Let’s play every techie’s most-favorite and least-favorite game: What will Google disrupt next? Erick Schonfeld at TechCrunch has a speculative piece today on a potential Google-initiated, open-source hardware platform for set-top boxes in the mold of Android, Google’s new mobile platform.

Armed with “an unconfirmed rumor I’ve heard from two knowledgeable industry sources” and firm denials from Vincent Dureau, head of Google’s TV technology team, Schonfeld has postulated a customizable, widgetizeable, mashable, controllable vision of the future of television.

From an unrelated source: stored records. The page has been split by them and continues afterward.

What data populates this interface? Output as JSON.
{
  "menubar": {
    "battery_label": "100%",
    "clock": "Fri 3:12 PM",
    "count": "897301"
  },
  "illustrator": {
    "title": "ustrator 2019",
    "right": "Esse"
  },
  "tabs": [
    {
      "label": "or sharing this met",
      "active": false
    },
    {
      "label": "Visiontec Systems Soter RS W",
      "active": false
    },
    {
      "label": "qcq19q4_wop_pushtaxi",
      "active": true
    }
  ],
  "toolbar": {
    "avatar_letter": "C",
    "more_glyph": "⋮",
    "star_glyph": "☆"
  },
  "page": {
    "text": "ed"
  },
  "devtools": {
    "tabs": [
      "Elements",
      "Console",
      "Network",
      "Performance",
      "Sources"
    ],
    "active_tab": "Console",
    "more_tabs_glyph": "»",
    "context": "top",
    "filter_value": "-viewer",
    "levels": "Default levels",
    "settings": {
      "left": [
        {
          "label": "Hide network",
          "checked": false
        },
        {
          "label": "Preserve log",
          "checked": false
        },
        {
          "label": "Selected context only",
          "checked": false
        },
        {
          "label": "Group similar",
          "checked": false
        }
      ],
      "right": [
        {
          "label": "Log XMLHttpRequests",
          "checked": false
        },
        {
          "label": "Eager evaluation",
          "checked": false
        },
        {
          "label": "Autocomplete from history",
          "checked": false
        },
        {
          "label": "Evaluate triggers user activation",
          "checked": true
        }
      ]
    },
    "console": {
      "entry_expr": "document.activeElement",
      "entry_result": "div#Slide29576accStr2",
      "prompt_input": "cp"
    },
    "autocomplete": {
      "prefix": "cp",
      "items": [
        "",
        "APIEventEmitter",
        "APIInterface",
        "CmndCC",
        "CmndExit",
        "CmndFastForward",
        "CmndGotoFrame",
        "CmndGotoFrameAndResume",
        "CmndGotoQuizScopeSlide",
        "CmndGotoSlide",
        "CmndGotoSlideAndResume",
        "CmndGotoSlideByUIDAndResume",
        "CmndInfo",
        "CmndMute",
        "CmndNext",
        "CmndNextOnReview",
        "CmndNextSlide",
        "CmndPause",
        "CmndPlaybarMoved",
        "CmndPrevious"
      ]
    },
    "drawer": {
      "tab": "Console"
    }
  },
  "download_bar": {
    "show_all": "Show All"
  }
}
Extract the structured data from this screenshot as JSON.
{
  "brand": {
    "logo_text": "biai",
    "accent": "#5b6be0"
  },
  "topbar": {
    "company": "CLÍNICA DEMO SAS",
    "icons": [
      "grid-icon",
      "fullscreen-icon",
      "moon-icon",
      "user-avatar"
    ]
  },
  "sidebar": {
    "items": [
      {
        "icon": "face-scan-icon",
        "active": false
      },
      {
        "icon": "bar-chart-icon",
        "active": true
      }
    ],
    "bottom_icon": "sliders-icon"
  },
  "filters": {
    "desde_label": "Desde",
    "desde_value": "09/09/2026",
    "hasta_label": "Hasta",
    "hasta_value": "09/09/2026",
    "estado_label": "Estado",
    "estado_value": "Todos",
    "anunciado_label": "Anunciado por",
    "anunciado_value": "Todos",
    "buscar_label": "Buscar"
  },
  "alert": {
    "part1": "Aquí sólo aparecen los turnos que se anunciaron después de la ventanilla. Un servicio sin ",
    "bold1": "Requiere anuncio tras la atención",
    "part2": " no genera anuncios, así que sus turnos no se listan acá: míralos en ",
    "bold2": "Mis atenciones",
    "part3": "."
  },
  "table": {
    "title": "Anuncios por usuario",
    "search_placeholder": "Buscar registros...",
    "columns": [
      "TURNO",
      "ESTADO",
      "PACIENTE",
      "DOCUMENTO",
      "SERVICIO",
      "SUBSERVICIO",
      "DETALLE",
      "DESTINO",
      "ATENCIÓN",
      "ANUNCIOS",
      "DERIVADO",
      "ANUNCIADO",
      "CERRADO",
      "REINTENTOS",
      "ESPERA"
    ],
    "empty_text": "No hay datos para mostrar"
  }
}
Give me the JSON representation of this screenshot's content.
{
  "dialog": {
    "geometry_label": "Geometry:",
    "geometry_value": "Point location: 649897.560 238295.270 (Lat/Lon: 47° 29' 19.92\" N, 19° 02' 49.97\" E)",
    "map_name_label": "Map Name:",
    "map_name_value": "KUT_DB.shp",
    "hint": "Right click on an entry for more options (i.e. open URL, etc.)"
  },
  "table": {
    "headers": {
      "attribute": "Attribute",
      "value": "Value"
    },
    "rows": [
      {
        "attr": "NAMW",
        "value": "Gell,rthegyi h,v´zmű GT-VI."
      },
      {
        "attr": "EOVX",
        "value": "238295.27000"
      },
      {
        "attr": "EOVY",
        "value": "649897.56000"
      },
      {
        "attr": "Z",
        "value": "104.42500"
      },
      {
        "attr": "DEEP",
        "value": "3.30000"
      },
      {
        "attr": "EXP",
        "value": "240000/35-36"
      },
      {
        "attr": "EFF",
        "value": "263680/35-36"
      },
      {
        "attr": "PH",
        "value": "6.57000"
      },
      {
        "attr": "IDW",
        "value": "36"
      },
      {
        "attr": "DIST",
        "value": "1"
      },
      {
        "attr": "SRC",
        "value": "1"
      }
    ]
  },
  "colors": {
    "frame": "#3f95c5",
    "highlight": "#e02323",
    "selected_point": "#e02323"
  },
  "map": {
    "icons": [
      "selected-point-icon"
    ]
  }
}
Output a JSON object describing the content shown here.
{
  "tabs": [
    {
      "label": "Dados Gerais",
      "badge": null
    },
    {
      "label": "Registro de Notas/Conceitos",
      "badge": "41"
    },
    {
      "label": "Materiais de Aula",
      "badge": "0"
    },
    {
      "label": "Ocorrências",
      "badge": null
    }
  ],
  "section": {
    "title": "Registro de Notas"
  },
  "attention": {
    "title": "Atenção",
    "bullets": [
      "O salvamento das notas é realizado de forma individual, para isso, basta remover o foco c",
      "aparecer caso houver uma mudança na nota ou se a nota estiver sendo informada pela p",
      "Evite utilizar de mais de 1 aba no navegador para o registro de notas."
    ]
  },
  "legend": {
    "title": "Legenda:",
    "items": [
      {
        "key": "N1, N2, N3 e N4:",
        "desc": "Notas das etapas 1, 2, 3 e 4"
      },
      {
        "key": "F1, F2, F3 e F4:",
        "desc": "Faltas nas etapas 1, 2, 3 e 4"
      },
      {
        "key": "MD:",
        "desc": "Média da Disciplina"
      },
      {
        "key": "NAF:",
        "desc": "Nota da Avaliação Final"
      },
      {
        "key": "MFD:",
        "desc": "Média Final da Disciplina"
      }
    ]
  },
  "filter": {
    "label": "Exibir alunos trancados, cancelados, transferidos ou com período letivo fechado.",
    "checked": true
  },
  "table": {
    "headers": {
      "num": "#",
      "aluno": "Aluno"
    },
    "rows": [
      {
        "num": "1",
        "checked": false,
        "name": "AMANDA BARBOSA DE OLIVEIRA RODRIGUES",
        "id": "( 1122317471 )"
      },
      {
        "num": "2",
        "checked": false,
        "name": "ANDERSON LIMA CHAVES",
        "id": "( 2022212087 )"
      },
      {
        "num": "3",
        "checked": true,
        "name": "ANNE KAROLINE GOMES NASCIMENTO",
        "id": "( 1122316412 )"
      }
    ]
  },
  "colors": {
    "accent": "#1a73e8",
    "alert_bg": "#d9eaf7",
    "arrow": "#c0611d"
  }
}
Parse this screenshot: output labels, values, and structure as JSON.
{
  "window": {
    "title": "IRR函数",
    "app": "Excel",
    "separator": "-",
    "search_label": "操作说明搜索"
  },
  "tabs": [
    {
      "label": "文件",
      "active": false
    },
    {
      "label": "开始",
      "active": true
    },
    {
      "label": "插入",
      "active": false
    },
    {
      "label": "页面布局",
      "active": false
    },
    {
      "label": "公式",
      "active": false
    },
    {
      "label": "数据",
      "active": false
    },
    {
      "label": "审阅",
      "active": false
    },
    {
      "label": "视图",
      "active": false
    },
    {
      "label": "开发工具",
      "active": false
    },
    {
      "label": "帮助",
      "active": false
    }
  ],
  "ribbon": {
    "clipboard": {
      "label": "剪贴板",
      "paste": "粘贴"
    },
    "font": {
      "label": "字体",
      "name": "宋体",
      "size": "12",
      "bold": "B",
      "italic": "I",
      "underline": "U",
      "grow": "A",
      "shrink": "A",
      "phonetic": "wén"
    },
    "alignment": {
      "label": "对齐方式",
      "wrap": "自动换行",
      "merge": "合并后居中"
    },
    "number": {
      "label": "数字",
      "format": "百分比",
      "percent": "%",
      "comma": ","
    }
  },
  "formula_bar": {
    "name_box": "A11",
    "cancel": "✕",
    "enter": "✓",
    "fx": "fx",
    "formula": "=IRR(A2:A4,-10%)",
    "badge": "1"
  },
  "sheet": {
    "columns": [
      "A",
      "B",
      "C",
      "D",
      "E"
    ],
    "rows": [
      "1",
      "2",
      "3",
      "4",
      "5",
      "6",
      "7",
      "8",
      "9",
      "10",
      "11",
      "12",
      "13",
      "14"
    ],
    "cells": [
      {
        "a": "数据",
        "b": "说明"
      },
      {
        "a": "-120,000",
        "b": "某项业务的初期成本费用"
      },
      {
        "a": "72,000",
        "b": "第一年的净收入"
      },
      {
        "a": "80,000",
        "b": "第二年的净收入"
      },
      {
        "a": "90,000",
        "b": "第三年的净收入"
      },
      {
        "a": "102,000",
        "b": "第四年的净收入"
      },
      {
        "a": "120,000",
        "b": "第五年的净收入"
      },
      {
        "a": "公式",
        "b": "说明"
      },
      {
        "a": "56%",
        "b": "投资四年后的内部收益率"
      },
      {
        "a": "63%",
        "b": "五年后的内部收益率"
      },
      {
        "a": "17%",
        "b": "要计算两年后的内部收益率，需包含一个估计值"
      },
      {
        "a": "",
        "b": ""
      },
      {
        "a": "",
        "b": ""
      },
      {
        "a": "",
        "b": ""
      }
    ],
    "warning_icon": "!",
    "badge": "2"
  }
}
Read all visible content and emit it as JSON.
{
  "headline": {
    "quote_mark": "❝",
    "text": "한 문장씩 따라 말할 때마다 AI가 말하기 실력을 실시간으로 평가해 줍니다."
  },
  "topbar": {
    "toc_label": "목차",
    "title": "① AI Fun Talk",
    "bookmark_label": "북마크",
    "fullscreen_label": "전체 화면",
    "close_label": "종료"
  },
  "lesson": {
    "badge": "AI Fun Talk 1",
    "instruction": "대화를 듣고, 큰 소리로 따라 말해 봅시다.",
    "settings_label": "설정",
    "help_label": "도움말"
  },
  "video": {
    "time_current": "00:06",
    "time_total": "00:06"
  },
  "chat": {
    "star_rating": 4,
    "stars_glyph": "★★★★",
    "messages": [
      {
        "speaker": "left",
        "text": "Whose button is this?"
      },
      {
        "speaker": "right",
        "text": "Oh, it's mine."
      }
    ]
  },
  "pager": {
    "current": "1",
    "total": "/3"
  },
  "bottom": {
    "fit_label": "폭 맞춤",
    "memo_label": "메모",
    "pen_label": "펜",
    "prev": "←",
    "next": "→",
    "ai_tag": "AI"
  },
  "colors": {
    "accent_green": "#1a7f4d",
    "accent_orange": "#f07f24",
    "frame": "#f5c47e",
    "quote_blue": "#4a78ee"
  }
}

The idea is not preposterous. It probably wouldn’t be so radical to adapt Android — which has a small footprint, is fast, and will be server-managed — to a set-top box environment. Browser-based access to content from services like Hulu and ABC.com would help Google (GOOG) overcome the problem of striking individual deals with content owners, and give it an advantage over closed platforms such as Microsoft’s (MSFT) IPTV and Apple TV (AAPL).

One problem: This being Google, it would presumably be monetized through advertising. But TV is already chock-full of ads! What do you think? Should Google get into set-top boxes? Would you use a Google set-top box?

  1. Yes, Google has already proven that they are going to lead us all to a better , more usefull , technological future. It’s the companies falling behind…old media…that are most resistant to the change. They keep their old , antiquated ideas polished and in shiny wrappers, and are really keeping the communications game at a stand still. It will take a new company , with fresh ideas , to help things along. Even if it never becomes number one, resistance to change has already put the final nail in the coffin.

    Share
  2. Google should also release a Linux based Google OS a bit like http://www.thinkgos.com/

    To make sure there is a consumer friendly Linux installation on cheap computers that is usable by the mass market and which includes the optimal integration of all the Google Apps and integrates well all Linux apps.

    So that we all can buy a $200 Google Phone, $100 Google set-top-box and $200 Google PC, none of which would be manufactured by Google, but all of which run Google Apps and are supported by Google and optimized by them.

    Share
  3. I’m really getting concerned about Google.

    They are into everything. I’m worried that they might disrupt a Ouija board next and disrupt the space time continuum sending millions of lost souls along with every search.

    It will be like the end of the Haunted Mansion ride at Disney World where the ghosts show up in your car at the end of the ride except with Google they will show up in your webcam. Look out iJustine!

    Share
  4. [...] lightweight operating system has been linked with netbooks and various other devices, we thought Android would be ideal for Internet video-focused set-top boxes. Motorola apparently thought so, too, and was said to be working on an Android-based set-top box. [...]

    Share
  5. [...] the multi-featured set-top box that can play back DVDs and CDs would use Google’s Android OS. I had heard something similar in October 2008 as well. A Motorola spokeswoman got in touch with me and categorically denied that [...]

    Share
  6. [...] the multi-featured set-top box that can play back DVDs and CDs would use Google’s Android OS. I had heard something similar in October 2008 as well. A Motorola spokeswoman got in touch with me and categorically denied that [...]

    Share

Comments have been disabled for this post